The Fifth Man
By Debra Kraft
"The Fifth Man" marks Season Five's first disappointment. The idea of an alien's ability to blend in by making himself somehow recognizable to humans is a good one. However, this episode takes that idea too far. A chemically-induced system of camouflage is simply not a strong enough explanation for how an alien, posing as a fictional Lieutenant Tyler, manages to plant three weeks worth of false memories in the minds of SG-1.
There are good moments. This is Stargate SG-1, after all, a series already proven to have some of the best behind-the-scenes as well as on-camera talent available in the industry. However, the overall quality of this episode is severely marred by the weak nature of its principal storyline. I will attempt, therefore, to consider the quality of the various pieces of the episode, rather than focusing too extensively on my complaints about the manner in which those pieces fit together -- or fail to fit together.
Richard Dean Anderson has the opportunity here to highlight Colonel Jack O'Neill's military capabilities. Trapped behind enemy lines, O'Neill must use his training and his wits not only to keep himself alive, but also his injured teammate. It is clear he takes this responsibility very seriously. We never see O'Neill relax. He is always on the alert, weapon in hand, ready to do battle at any moment. It is also quite clear that no matter what happens, he will not abandon one of his men.
However long he has known Lt. Tyler and regardless of his personal opinions of the SG-1 newcomer, O'Neill views Tyler as one of his men, and thus his direct responsibility. He will do whatever it takes to get that man home. It is clear O'Neill is not entirely sure about just who Tyler is, personality-wise, as when the colonel doesn't quite know what to make of Tyler's question about Minnesota being "nice."
But there is nothing personal in his actions here. The bottom line is his duty. Anderson depicts that sense of duty perfectly.
I like Tyler. He's just an all-around likeable guy. I wouldn't mind seeing him in a recurring role -- if he were actually a real person, and not an alien simply donning a persona for protection. But since he's not a real person, I'll say he's pretty good from that perspective as well.
Tyler is a convincing alien in several respects. He is believable as a human -- with quirks. And it is precisely those quirks, such as his confusion with Jack's quips about paperwork and his question about Minnesota being "nice" that make him believable as an alien.
Though I like Tyler, and he can be perceived as believable on two fronts, I still cannot accept the basic concept of his masquerade. What's more, in all his naivete about Earth customs, how can he know enough about military ranks to christen himself a lieutenant? Has that chemical reaction downloaded Earth information into his brain as effectively as it has uploaded the false memories of Tyler into each member of SG-1? Unfortunately, this is where it becomes clear that good pieces in this episode, in and of themselves, will not necessarily result in a good end-product.
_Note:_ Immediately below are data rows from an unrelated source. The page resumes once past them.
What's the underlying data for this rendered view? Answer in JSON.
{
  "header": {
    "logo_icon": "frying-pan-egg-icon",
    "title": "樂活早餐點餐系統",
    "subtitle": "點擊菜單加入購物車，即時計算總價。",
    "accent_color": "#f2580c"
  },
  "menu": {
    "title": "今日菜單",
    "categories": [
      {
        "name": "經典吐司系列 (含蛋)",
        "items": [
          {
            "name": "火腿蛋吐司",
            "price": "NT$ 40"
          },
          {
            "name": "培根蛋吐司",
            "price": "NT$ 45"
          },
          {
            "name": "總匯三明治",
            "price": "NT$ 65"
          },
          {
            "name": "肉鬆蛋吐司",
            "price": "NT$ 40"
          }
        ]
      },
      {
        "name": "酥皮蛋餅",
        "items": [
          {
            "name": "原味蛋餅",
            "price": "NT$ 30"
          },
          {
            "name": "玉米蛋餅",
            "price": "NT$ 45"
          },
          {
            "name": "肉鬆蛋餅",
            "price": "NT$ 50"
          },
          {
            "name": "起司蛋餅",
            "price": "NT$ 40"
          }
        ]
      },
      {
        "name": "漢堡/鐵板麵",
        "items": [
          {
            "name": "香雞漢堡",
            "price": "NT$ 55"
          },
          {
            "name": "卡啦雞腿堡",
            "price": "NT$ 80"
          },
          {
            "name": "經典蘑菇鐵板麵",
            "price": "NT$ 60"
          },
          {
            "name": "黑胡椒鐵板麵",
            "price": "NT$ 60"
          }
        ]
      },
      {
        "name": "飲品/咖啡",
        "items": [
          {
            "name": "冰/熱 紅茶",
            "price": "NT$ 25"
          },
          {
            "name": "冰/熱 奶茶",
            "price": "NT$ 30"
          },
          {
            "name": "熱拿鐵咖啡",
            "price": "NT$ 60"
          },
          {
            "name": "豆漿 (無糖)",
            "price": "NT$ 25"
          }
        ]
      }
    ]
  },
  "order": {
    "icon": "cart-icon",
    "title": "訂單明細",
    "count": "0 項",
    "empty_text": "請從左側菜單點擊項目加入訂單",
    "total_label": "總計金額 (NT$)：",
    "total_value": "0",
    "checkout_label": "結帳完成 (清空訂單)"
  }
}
Yet I did promise to examine the pieces, so let's gate back to Stargate Command.
Jack's trusty teammates are treated to a severe reality check when they request help for an injured teammate who simply doesn't exist. In some ways, I believe their harsh welcome is perhaps too drastic. Were I to take Hammond's position, the idea of another visit with an alternate reality might be foremost on my mind, in which case I might temper my suspicions about compromised personnel. However, the general has certainly learned not to take anything for granted as far as off-world travel is concerned.
Not only does he know that SGC personnel can be impersonated by aliens ("Foothold") and androids ("Tin Man" and "Double Jeopardy"), he is also well-aware that memories and even mental predispositions can be compromised (as in "Fire and Water" and "Divide and Conquer":). Thus I can accept his militaristic reaction. He places SG-1 under guard as a preemptive strike. They are suspects in a crime not yet committed, and as such are guilty until proven innocent.
The best moments of this episode are those involving the Pentagon's Colonel Simmons, first introduced to us in "Ascension" as a likely replacement for the treasonous Colonel Maybourne. Simmons' investigation of Carter, Jackson and Teal'c suggests interesting possibilities for future episodes. He trusts none of the members of the S.G.C.'s flagship team.
Teal'c is, after all, a Jaffa. Carter has herself been taken over by a Tok'ra ("In the Line of Duty"), and has also harbored an alien being in her home ("Ascension") -- thus her loyalty is clearly questionable. And what about Dr. Jackson?
Last season and again here, we see Pentagon officials proving they want Dr. Jackson off the Stargate project -- at least as far as the exploration of worlds is concerned. Why is this, I wonder? Is it because the non-military-minded Jackson brings ethics into the equation? Simmons' claims that Jackson is emotionally unstable; but I suggest it is rather his clear sense of right and wrong that Simmons dislikes.
Ever since the beginning, the government has demanded that the Stargate project's primary goal must be to obtain the means to defeat the Goa'uld. They want weapons and technology, and men like Simmons want it at any cost. The values Dr. Jackson brings to SG-1 can only get in the way.
Where will this thread go, I wonder? It will be interesting to find out.
Once again, it is the pieces that make this episode worth watching. But don't place too much hope in the whole.
Rating: * *